**Material supplied**
^^^^^^^^

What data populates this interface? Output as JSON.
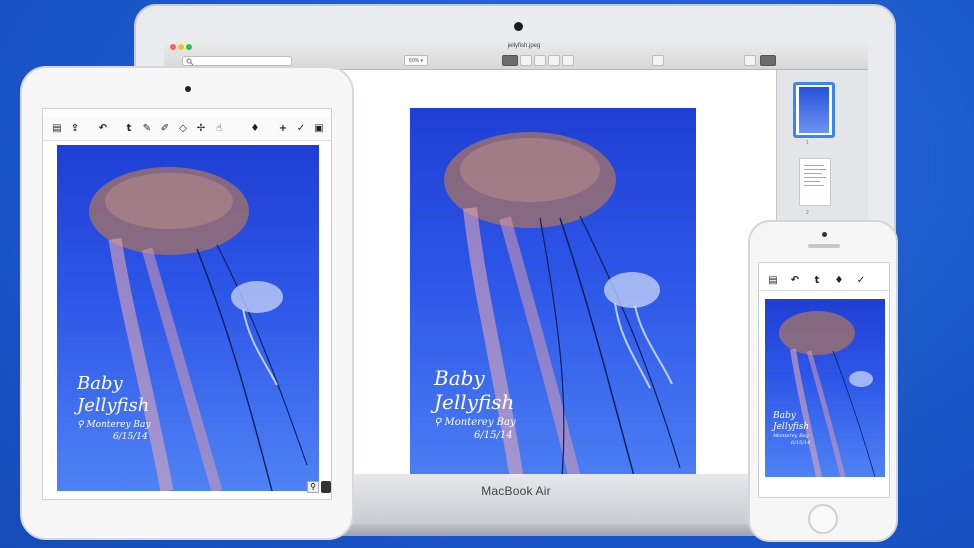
{
  "macbook": {
    "brand": "MacBook Air",
    "window_title": "jellyfish.jpeg",
    "zoom_select": "50% ▾",
    "sidebar_pages": [
      "1",
      "2"
    ]
  },
  "artwork": {
    "title_line1": "Baby",
    "title_line2": "Jellyfish",
    "location": "Monterey Bay",
    "date": "6/15/14"
  },
  "ipad": {
    "toolbar_icons": [
      "text-tool-icon",
      "pen-icon",
      "highlighter-icon",
      "eraser-icon",
      "crop-icon",
      "hand-icon",
      "microphone-icon",
      "plus-icon",
      "wrench-icon",
      "pages-icon"
    ]
  },
  "iphone": {
    "toolbar_icons": [
      "library-icon",
      "undo-icon",
      "text-tool-icon",
      "microphone-icon",
      "wrench-icon"
    ]
  },
  "colors": {
    "background": "#1f5fd0",
    "selection": "#3b85ee",
    "jelly_sky": "#2d57e8"
  }
}
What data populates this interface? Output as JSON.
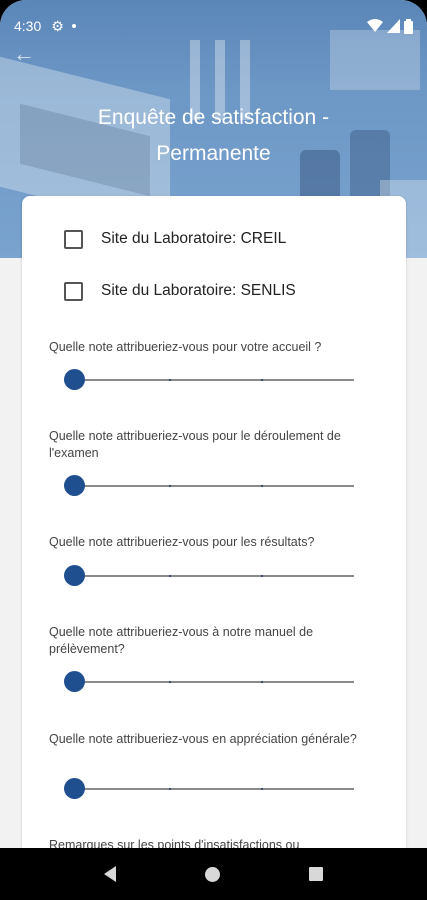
{
  "status_bar": {
    "time": "4:30"
  },
  "header": {
    "title": "Enquête de satisfaction - Permanente"
  },
  "sites": [
    {
      "label": "Site du Laboratoire: CREIL"
    },
    {
      "label": "Site du Laboratoire: SENLIS"
    }
  ],
  "questions": [
    {
      "text": "Quelle note attribueriez-vous pour votre accueil ?",
      "rating": 0
    },
    {
      "text": "Quelle note attribueriez-vous pour le déroulement de l'examen",
      "rating": 0
    },
    {
      "text": "Quelle note attribueriez-vous pour les résultats?",
      "rating": 0
    },
    {
      "text": "Quelle note attribueriez-vous à notre manuel de prélèvement?",
      "rating": 0
    },
    {
      "text": "Quelle note attribueriez-vous en appréciation générale?",
      "rating": 0
    }
  ],
  "remarks_label": "Remarques sur les points d'insatisfactions ou",
  "colors": {
    "accent": "#1f4f8f",
    "header": "#6d97c5"
  }
}
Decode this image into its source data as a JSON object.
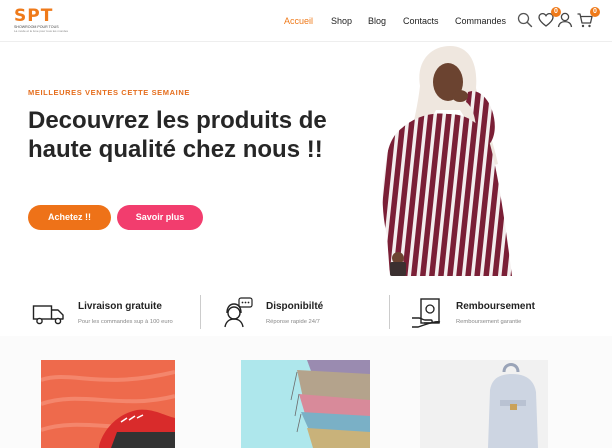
{
  "header": {
    "logo": {
      "letters": "SPT",
      "subtitle": "SHOWROOM POUR TOUS",
      "tagline": "La mode et le luxe pour tous les mondes"
    },
    "nav": [
      {
        "label": "Accueil",
        "active": true
      },
      {
        "label": "Shop",
        "active": false
      },
      {
        "label": "Blog",
        "active": false
      },
      {
        "label": "Contacts",
        "active": false
      },
      {
        "label": "Commandes",
        "active": false
      }
    ],
    "icons": {
      "search": "search-icon",
      "wishlist": "heart-icon",
      "account": "user-icon",
      "cart": "cart-icon"
    },
    "wishlist_count": "0",
    "cart_count": "0"
  },
  "hero": {
    "eyebrow": "MEILLEURES VENTES CETTE SEMAINE",
    "title": "Decouvrez les produits de haute qualité chez nous !!",
    "buy_label": "Achetez !!",
    "more_label": "Savoir plus"
  },
  "features": [
    {
      "icon": "delivery-truck-icon",
      "title": "Livraison gratuite",
      "subtitle": "Pour les commandes sup à 100 euro"
    },
    {
      "icon": "support-agent-icon",
      "title": "Disponibilté",
      "subtitle": "Réponse rapide 24/7"
    },
    {
      "icon": "refund-money-icon",
      "title": "Remboursement",
      "subtitle": "Remboursement garantie"
    }
  ],
  "colors": {
    "accent": "#ee7218",
    "pink": "#f23d6e",
    "text": "#262626"
  }
}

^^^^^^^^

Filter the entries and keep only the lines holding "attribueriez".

      "text": "Quelle note attribueriez-vous pour votre accueil ?",
      "text": "Quelle note attribueriez-vous pour le déroulement de l'examen",
      "text": "Quelle note attribueriez-vous pour les résultats?",
      "text": "Quelle note attribueriez-vous à notre manuel de prélèvement?",
      "text": "Quelle note attribueriez-vous en appréciation générale?",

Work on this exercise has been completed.